Activity:
Please report every line from the material that contains the word "label".

Data to examine:
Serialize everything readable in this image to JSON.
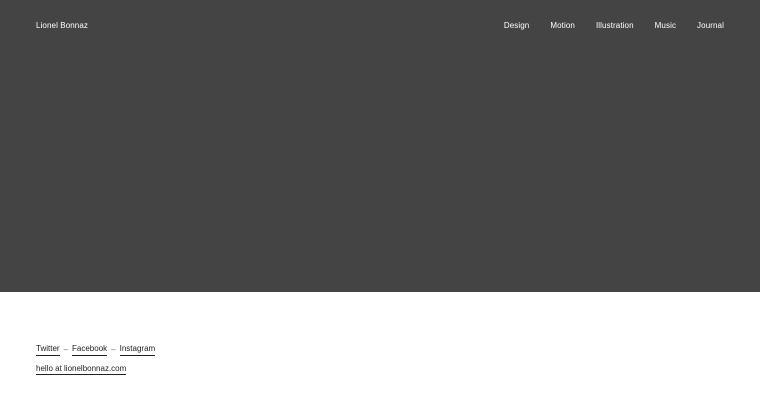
{
  "header": {
    "site_title": "Lionel Bonnaz",
    "nav": [
      "Design",
      "Motion",
      "Illustration",
      "Music",
      "Journal"
    ]
  },
  "footer": {
    "social": [
      "Twitter",
      "Facebook",
      "Instagram"
    ],
    "separator": "–",
    "email": "hello at lionelbonnaz.com"
  },
  "colors": {
    "hero_bg": "#444444",
    "page_bg": "#ffffff",
    "text_light": "#ffffff",
    "text_dark": "#222222"
  }
}
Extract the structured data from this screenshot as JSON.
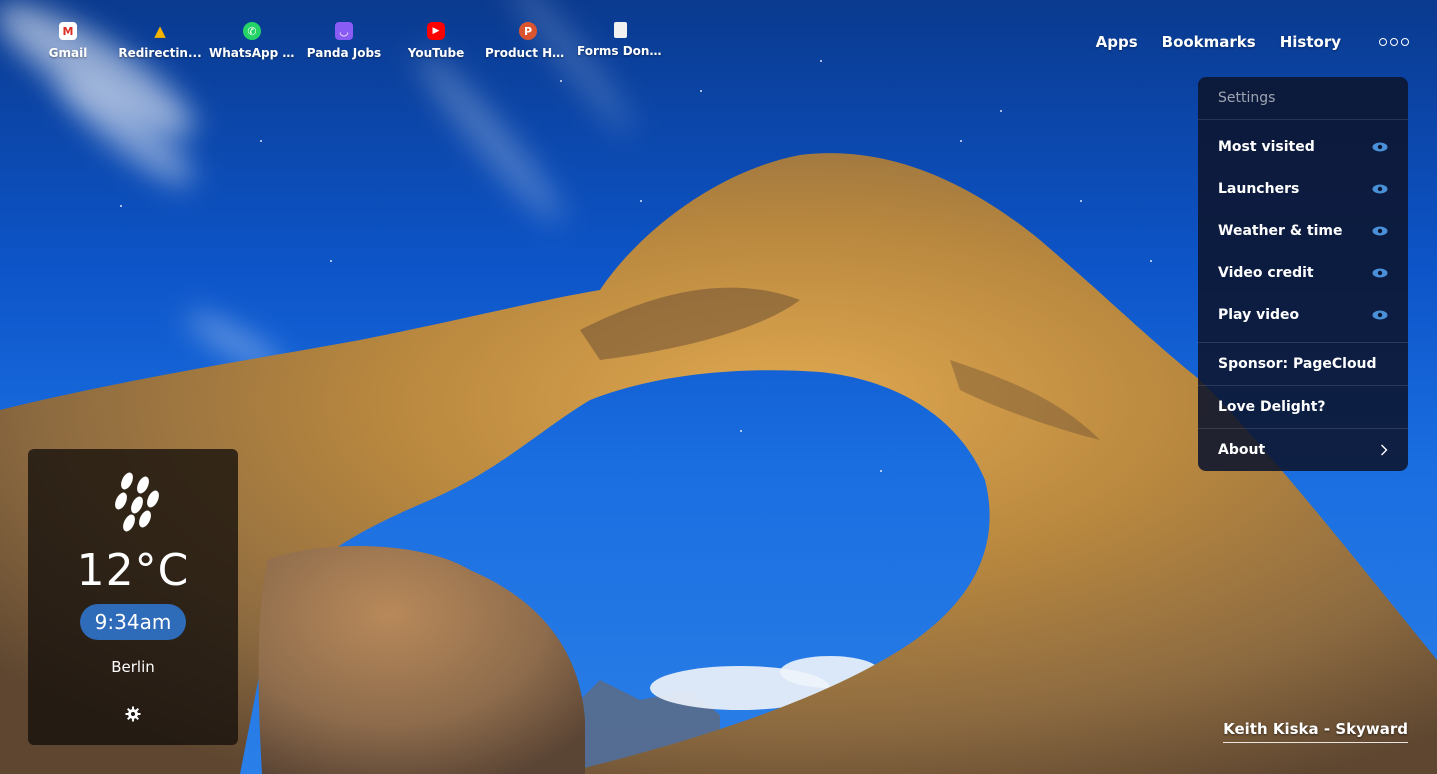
{
  "launchers": [
    {
      "label": "Gmail",
      "icon": "gmail-icon",
      "color": "#d93025",
      "glyph": "M"
    },
    {
      "label": "Redirectin...",
      "icon": "google-drive-icon",
      "color": "#1fa463",
      "glyph": "▲"
    },
    {
      "label": "WhatsApp ...",
      "icon": "whatsapp-icon",
      "color": "#25d366",
      "glyph": "✆"
    },
    {
      "label": "Panda Jobs",
      "icon": "panda-jobs-icon",
      "color": "#8a5cf6",
      "glyph": "◡"
    },
    {
      "label": "YouTube",
      "icon": "youtube-icon",
      "color": "#ff0000",
      "glyph": "▶"
    },
    {
      "label": "Product Hu...",
      "icon": "product-hunt-icon",
      "color": "#da552f",
      "glyph": "P"
    },
    {
      "label": "Forms Don...",
      "icon": "document-icon",
      "color": "#e8e8e8",
      "glyph": ""
    }
  ],
  "nav": {
    "apps": "Apps",
    "bookmarks": "Bookmarks",
    "history": "History",
    "more_icon": "more-circles-icon"
  },
  "settings": {
    "header": "Settings",
    "toggles": [
      {
        "label": "Most visited",
        "icon": "eye-icon"
      },
      {
        "label": "Launchers",
        "icon": "eye-icon"
      },
      {
        "label": "Weather & time",
        "icon": "eye-icon"
      },
      {
        "label": "Video credit",
        "icon": "eye-icon"
      },
      {
        "label": "Play video",
        "icon": "eye-icon"
      }
    ],
    "sponsor": "Sponsor: PageCloud",
    "love": "Love Delight?",
    "about": "About",
    "accent": "#4a90d9"
  },
  "weather": {
    "icon": "rain-icon",
    "temperature": "12°C",
    "time": "9:34am",
    "city": "Berlin",
    "settings_icon": "gear-icon"
  },
  "credit": "Keith Kiska - Skyward"
}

Task output:
      "label": "Gmail",
      "label": "Redirectin...",
      "label": "WhatsApp ...",
      "label": "Panda Jobs",
      "label": "YouTube",
      "label": "Product Hu...",
      "label": "Forms Don...",
        "label": "Most visited",
        "label": "Launchers",
        "label": "Weather & time",
        "label": "Video credit",
        "label": "Play video",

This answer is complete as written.